  • And for each child to be achieving on grade level or better in reading and math by 2014
Is this focus on NCLB too little and too late, or just what the new Pre-K and kindergarten classes, the future workforce of 2025, needs? NCLB does little to address how we inspire, enable, and propel our children toward success in STEM-related disciplines.

The commission on NCLB reported that the Act “has had significantly more success in assessing student performance than in improving it.” One thing is certain, that the national STEM debate seems to be the best kept secret outside the education and space professions. Even inside, there are many who either refuse to admit we have a problem, or assume that the status quo is just fine!

Perhaps the current hurdle is that of analysis paralysis. I have stopped counting the number of STEM meetings and/or committees I have been asked to attend/serve on. Many are well meaning, while others seem just an excuse for an institution to garner more funds in the name of conducting STEM research.

Perhaps the responses from the Space Career Fair attendees illuminates part of the solution. Once each registrant had the opportunity to hand out copies of their resume, they were asked to give their feedback of the Space Career Fair experience and to answer a couple of questions regarding pre K-12 STEM education. One question was, “From your perspective, what year in school (pre K–12) do you think science content should be introduced into the curriculum?” The overwhelming response was very similar from all attendees: Pre-K to 3rd grade.

I totally agree. Spending significant time with a couple of youngsters who have recently “graduated” to age three and five, I continue to be amazed as as to what these young minds, with huge sponge-like properties, can absorb.
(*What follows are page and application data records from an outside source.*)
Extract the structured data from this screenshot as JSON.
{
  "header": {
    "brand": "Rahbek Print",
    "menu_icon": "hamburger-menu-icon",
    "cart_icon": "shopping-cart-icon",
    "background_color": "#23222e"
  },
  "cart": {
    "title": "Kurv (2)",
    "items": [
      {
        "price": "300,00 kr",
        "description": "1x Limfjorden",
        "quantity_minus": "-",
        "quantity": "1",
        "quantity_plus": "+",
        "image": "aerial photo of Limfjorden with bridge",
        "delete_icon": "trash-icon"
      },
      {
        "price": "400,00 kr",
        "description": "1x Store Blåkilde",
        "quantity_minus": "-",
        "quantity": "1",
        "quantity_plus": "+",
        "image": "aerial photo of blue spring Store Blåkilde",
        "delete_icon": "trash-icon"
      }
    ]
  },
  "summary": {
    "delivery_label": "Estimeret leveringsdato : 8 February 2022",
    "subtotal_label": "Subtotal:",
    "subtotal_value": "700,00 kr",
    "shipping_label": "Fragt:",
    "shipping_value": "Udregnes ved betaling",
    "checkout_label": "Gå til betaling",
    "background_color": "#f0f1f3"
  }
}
Here is a golden, and yet often overlooked, opportunity to inspire and engage these young minds.

On the most basic level, for example, it is important that children, while being taught the joys of reading, be introduced to both fantasy and fact—exposing their minds to fiction and nonfiction. How about the significant adults in children’s lives becoming highly encouraged, educated, and motivated themselves to become education partners with the teachers and schools responsible for their youngsters’ progress? How about balanced K–12 curriculums where mathematics and science are given as much instruction time, resources, and glory as, say, football? Imagine a scenario where each subject interweaves with the next… where, regardless of subject taught, teachers interact with one another on a curriculum that calls for cross content pollination. For example, teaching space weather by using mathematics to integrate multiple content areas while addressing gaps in space science enrichment.
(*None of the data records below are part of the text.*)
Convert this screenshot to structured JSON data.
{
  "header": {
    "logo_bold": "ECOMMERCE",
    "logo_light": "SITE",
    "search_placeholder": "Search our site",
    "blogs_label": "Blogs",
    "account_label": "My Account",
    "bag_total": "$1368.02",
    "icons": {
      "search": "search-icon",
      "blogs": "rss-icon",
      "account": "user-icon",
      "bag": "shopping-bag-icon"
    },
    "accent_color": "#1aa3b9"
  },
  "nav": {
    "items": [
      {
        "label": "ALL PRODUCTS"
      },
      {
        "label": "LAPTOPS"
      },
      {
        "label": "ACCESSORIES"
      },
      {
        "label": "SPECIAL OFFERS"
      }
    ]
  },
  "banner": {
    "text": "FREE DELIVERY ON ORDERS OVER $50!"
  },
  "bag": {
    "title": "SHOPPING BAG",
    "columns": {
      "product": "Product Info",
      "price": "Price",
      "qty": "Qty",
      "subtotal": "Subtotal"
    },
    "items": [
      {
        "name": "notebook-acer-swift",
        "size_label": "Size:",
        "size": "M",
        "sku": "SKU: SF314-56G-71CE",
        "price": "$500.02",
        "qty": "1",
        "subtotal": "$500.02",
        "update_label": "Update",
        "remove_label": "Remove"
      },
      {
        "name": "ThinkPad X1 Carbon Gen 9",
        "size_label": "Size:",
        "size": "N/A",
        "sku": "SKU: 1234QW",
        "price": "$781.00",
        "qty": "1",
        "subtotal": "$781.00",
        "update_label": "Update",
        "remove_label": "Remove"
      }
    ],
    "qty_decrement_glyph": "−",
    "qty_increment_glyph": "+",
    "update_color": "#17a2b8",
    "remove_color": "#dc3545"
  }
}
In addition, let us not forget one of our greatest resources, our teachers. For centuries, teaching was a revered profession. Now, judging by low compensation levels and abuse tolerated from student and parent alike, the profession appears to be regulated to the status of an also-ran.

In 2025, the space industry will be an even more attractive and lucrative place to work; however, the K–12 students of the next academic year will be short changed beyond imagination if they are not exposed to a balanced and quality education that includes STEM disciplines.
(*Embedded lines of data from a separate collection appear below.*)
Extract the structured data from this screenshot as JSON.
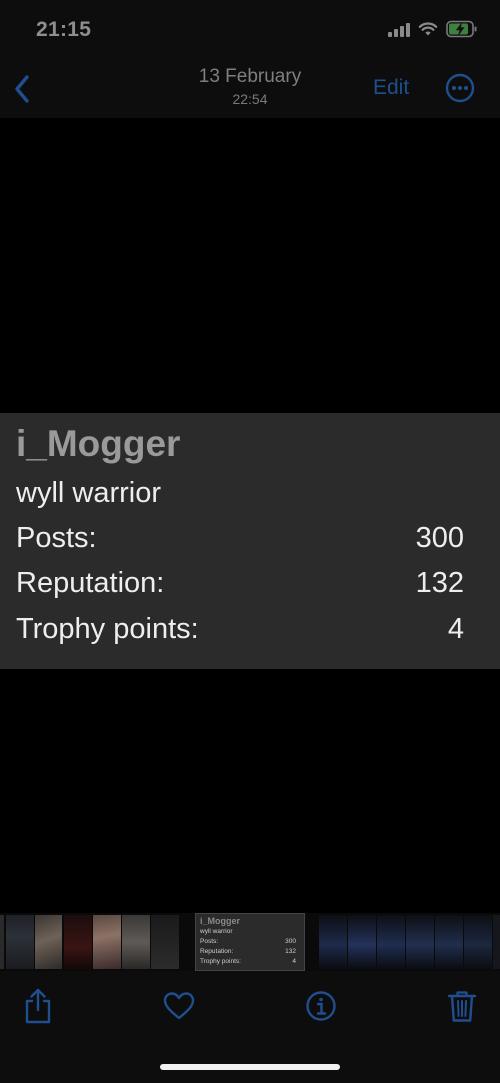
{
  "status_bar": {
    "time": "21:15",
    "icons": [
      "cellular-signal-icon",
      "wifi-icon",
      "battery-charging-icon"
    ]
  },
  "nav": {
    "title": "13 February",
    "subtitle": "22:54",
    "edit_label": "Edit",
    "back_icon": "chevron-left-icon",
    "more_icon": "ellipsis-circle-icon"
  },
  "photo": {
    "name": "i_Mogger",
    "title": "wyll warrior",
    "stats": [
      {
        "label": "Posts:",
        "value": "300"
      },
      {
        "label": "Reputation:",
        "value": "132"
      },
      {
        "label": "Trophy points:",
        "value": "4"
      }
    ]
  },
  "thumbnail": {
    "name": "i_Mogger",
    "title": "wyll warrior",
    "stats": [
      {
        "label": "Posts:",
        "value": "300"
      },
      {
        "label": "Reputation:",
        "value": "132"
      },
      {
        "label": "Trophy points:",
        "value": "4"
      }
    ]
  },
  "toolbar": {
    "icons": [
      "share-icon",
      "heart-icon",
      "info-icon",
      "trash-icon"
    ]
  },
  "colors": {
    "accent": "#1f4f8f",
    "card_bg": "#2b2b2b",
    "background": "#000000"
  }
}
I will close with one more quote from The Space Report 2008 about why the American space industry must have a qualified and highly skilled workforce to thrive.

“Shortages of these workers could undermine the ability of the nation’s space industry to execute the portfolio of current and planned space programs. In addition, the complexity of space-related programs has increased, demanding more diverse engineering skill sets. An additional challenge for the space industry is that many new space programs demand a mix of skills that is forcing the industry to compete for talent in new areas. For instance, today’s space industry must hire software or network engineers proficient in Internet protocols needed for transformational communications. In order to successfully compete in the labor market, the space industry must be able to continue to pay its employees well and offer them interesting tasks in order to attract the individuals who drive the process of innovation.”

About the author
Iain B. Probert is the Space Foundation’s Vice President, Education